Federal Action on Ballast Water Management Beginning to Heat Up

In the immediate wake of the federal court ruling that upheld Michigan’s controversial ballast water treatment law as constitutional, other federal agencies appear to be stepping up the pace in their quest to arrive at some sort of national standard on the matter. This week, the Congressional Research Service (CRS) issued a report on ballast water management to combat invasive species. The report provides background on various approaches to ballast water management and reviews current ballast water management laws and programs. Separately, the Department of the Interior (Office of the Secretary - Invasive Species Advisory Committee) published notice of public meetings of the Invasive Species Advisory Committee in the Federal Register.

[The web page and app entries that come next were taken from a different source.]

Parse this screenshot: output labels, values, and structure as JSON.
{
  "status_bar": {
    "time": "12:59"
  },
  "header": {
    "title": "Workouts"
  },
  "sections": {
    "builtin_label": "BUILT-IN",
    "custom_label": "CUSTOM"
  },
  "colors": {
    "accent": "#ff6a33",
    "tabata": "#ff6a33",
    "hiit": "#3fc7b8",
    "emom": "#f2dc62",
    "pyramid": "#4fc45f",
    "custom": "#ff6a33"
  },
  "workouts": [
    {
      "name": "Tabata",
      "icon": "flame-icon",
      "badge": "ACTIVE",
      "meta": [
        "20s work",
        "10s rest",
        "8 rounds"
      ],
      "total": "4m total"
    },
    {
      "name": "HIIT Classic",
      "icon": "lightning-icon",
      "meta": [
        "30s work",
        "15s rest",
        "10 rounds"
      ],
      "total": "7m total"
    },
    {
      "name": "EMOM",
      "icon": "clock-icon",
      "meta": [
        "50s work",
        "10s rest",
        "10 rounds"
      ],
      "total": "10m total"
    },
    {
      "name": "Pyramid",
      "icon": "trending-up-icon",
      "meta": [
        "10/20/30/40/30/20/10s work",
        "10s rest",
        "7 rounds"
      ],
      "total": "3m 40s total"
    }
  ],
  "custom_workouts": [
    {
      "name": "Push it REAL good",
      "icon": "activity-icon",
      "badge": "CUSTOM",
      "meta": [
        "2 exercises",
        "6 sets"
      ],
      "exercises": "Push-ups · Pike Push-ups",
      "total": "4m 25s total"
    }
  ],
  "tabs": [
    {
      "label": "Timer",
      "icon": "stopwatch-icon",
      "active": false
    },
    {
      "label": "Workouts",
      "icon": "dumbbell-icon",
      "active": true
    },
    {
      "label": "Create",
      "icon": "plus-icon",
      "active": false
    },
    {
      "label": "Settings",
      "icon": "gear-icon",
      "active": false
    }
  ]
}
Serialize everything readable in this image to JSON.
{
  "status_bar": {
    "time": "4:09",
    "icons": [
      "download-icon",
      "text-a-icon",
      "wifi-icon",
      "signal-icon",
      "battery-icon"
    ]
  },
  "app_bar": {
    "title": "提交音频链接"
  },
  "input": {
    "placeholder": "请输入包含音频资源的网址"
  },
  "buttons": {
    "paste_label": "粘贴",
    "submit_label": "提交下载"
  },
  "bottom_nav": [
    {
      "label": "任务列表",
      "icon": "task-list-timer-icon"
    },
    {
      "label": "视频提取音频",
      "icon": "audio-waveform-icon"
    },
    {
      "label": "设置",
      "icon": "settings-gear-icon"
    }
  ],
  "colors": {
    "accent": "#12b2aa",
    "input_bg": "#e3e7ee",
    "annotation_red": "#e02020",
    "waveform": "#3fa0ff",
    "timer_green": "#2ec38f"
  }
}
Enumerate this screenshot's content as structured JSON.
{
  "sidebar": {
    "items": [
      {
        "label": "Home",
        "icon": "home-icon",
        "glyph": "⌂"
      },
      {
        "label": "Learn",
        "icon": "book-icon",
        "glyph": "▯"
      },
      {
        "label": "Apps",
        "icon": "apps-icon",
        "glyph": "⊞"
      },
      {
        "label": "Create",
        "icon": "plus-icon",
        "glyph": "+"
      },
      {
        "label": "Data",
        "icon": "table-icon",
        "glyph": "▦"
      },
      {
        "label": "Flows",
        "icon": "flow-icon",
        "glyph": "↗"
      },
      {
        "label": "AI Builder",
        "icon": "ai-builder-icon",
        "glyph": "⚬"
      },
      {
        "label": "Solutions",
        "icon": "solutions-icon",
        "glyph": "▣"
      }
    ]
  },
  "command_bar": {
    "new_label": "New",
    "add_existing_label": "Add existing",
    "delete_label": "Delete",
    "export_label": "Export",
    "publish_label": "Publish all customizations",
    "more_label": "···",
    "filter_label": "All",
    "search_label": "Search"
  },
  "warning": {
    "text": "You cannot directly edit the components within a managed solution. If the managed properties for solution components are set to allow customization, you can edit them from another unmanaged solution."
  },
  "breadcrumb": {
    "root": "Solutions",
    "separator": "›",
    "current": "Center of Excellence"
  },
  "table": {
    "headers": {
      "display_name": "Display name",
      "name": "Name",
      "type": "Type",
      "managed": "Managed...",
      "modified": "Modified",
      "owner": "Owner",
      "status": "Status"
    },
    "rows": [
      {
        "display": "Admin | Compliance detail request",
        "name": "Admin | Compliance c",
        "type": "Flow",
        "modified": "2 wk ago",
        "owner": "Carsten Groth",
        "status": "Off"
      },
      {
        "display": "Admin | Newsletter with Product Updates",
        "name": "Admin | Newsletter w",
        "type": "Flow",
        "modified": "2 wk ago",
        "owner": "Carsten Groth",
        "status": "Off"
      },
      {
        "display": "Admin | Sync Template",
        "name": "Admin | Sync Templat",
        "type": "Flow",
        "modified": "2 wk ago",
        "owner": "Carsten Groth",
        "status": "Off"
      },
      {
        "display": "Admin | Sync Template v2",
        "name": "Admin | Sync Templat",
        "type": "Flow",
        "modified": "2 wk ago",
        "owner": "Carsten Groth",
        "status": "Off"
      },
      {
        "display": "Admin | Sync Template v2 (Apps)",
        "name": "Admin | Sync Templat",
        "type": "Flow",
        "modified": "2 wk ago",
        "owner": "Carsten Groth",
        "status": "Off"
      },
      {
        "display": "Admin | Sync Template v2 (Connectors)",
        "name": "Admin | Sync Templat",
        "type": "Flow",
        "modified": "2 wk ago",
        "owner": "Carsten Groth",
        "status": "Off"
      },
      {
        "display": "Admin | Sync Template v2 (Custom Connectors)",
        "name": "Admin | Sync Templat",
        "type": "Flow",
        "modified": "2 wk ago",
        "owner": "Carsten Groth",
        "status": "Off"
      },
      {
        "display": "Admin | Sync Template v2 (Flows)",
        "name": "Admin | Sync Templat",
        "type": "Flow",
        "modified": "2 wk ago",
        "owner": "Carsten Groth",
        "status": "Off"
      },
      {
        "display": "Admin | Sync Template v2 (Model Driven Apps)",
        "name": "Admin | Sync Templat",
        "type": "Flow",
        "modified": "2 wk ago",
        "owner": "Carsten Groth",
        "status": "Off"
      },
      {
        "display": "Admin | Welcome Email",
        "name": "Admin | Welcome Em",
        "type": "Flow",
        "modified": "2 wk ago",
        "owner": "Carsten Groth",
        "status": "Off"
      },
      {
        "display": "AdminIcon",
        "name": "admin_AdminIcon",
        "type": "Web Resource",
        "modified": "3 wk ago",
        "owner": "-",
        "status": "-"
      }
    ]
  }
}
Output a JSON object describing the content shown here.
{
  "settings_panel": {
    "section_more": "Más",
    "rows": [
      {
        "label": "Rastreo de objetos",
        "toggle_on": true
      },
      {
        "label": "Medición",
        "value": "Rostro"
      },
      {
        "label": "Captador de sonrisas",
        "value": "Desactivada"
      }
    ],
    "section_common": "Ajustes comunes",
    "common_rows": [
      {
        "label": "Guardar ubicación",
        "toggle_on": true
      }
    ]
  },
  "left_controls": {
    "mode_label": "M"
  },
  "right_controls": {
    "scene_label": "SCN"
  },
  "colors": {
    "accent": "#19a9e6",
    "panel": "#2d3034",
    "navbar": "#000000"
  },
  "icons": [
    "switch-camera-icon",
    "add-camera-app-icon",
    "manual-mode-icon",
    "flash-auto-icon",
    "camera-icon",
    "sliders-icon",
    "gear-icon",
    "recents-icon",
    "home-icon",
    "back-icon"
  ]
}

The purpose of the Invasive Species Advisory Committee is to provide advice to the National Invasive Species Council, as authorized by Executive Order 13112, on a broad array of issues related to preventing the introduction of invasive species, providing for their control and minimizing their economic, ecological, and human health impacts. The Council is co-chaired by the Secretary of the Interior, the Secretary of Agriculture, and the Secretary of Commerce. The duty of the Council is to provide national leadership regarding invasive species issues. The purpose of a meeting on October 1-3, 2007 is to convene the full Advisory Committee and to discuss implementation of action items outlined in the National Invasive Species Management Plan, which was finalized on January 18, 2001.

The ruling, which came down from the U.S. District of Michigan, now opens the doors for other states to consider similar measures. Wisconsin, Minnesota and Indiana legislators have been watching from the sidelines as a lawsuit brought by nine shipping companies and trade associations played out in court last week. The shipping firms had attempted to overturn a Michigan law that requires oceangoing vessels to treat or sanitize their ballast water to prevent the introduction of invasive species to the Great Lakes.

Michigan’s decision to enact a ballast water treatment law was loudly protested at the beginning of this year, and is largely viewed as an attempt to get the federal government to act on a problem that has festered for a decade. Domestic legislation to mandate a particular standard to regulate the treatment and discharge of ballast water has long languished in Washington as the Coast Guard and EPA try to get their arms around the complicated issue.

Congress and the United States Coast Guard are currently working to formulate a national policy on the issue of invasive species and ballast water management. Eventually, the EPA could enter the game. The International Maritime Organization (IMO) already has competing standards in place (not yet formalized or ratified by all member states). Nevertheless, and despite the fact that a number of promising technologies are already being tested on vessels, standardization of rules to deal with the problem is likely at least a year away.

Shipping companies have previously been reluctant to install expensive ballast water management equipment, which ranges from $250,000 all the way to $1 million or more to purchase and install, because they could not be guaranteed that the equipment would be in compliance once the rules are in place. But programs such as the Coast Guard’s Shipboard Technology Evaluation Program (STEP) initiative may change those mindsets. In the meantime, competing and unilateral laws enacted by individual states are making the landscape for owners difficult, and in some cases even affecting commerce. STEP, on the other hand, has the potential to (a.) help technology developers test their systems and also incentivize ship operators to install equipment without fear that the equipment will be declared inadequate down the road when and if a standard is defined, and (b.) provide the Coast Guard and the general public with high-quality information and data about how the systems work and how well they achieve the desired results.

Information about the National Invasive Species Council Program:

Contact Kelsey Brantley, Analyst and ISAC Coordinator, (202) 513-7243; Fax: (202) 371-1751.

Read the Congressional Research Service Report by clicking: http://www.newsletterscience.com/marex/pdf/00000147.pdf